So this week I preached about churches, about sacred space and time. About how all places are sacred, all of us holy. And this characterization of women preaching as living in rebellion, like fallen angels utterly divorced from God, just makes me laugh. Also, I don't think there were churches for Deborah to preach in, to men or women...

For more women preaching try:

The latest volume of Homilists for the Homeless (all the proceeds from this series go to the poor)
There's a Woman in the Pulpit a collection from the RevGals

Tuesday, January 18, 2022

St. Hildegard’s cookies
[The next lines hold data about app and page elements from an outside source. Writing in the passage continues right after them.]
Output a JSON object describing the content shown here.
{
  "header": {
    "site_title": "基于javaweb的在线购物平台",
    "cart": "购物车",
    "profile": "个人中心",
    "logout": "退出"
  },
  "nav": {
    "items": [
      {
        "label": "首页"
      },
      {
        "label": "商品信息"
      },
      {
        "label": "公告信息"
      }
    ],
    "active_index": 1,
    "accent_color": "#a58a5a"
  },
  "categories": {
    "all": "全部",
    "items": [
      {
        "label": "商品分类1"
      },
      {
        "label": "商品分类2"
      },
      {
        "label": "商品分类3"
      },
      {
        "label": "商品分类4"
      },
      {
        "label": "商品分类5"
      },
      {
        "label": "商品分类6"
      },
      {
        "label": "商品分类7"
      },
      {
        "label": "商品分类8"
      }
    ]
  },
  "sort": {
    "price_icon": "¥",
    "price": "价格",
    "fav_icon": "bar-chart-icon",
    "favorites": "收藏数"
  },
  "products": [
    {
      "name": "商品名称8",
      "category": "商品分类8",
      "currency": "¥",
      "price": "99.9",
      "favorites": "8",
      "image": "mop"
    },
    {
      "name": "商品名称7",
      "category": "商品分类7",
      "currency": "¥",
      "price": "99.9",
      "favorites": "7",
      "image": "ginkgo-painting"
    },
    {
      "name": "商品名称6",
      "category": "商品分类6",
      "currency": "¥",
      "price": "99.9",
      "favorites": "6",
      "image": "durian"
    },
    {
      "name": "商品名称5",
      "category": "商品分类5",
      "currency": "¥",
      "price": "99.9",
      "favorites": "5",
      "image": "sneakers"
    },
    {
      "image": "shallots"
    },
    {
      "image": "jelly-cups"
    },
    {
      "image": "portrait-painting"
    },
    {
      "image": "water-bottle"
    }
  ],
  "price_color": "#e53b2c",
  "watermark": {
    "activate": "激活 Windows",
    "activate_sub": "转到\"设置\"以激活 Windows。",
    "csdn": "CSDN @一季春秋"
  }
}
"Take one whole nutmeg, add equal amounts of cinnamon and a pinch of cloves, grind it together until it forms a fine powder; add the flour and a little water. Make small cookies and eat these often. They will reduce the bad humors, enrich the blood, and fortify the nerves.” — Hildegard of Bingen, Physica, Book 1, XXI. Nutmeg

I gave a day of reflection on Hildegard of Bingen at a local retreat house. One of the conferences was on Hildegard’s Physica where she recommends mint for the digestion and spicy cookies to fortify the nerves. I sent retreatants home with tea and ginger snaps. 

It’s the start of the semester for me tomorrow, so I’m in need of something to fortify the nerves with. I’m on Zoom to start, while students await test results. Next week — back in person!

St. Hildegard’s cookies

1 3/4 c sugar
3/4 c butter
1/4 c molasses
1 egg
2 c flour
2 tsp baking soda
1/2 tsp salt
1 tbsp ground ginger
1 tsp ground cinnamon
1/2 tsp ground cloves
1/4 tsp grated nutmeg
extra sugar for rolling

Beat sugar and butter until fluffy. Add molasses and beat until well blended. Add egg, beat on low to combine. Add flour, baking soda, salt and spices to batter and blend well. Chill dough, covered, for at least 1 hour.

Roll dough into 1 1/4 inch balls. Roll the balls in extra sugar. Place 2 inches apart on baking sheet lined with parchment. Bake at 375F for 8-10 minutes. Cookies should just be brown around the edges. Cool on a rack, cookies will firm up as they cool. Store in airtight container or freeze.

Monday, January 03, 2022

Transmissions from God

This evening I stumbled over an article in the New York Times about a woman who claims to channel the dead. She also claims to channel Yeshua — Jesus Christ. Who apparently comes across with a bit of of a British accent. Really. The article treats this all with dead seriousness, including a flat assertion that she channels the dead, though it does include a couple of remarks from a skeptic. I found the whole business (and business it seems to be, with consultations at $1111 an hour and a book published by Harper One) to be…ridiculous.

Thirteen years ago today I pointed my Mini Cooper north, headed for Gloucester to make the Spiritual Exercises of St. Ignatius of Loyola following the 20th annotation. Leaving behind family and friends and comforts to spend 30 days in silence, channeling God.

I wonder what a similar New York Times Style article on my experiences of the Exercises would read like? Would it seem equally ridiculous to an outsider?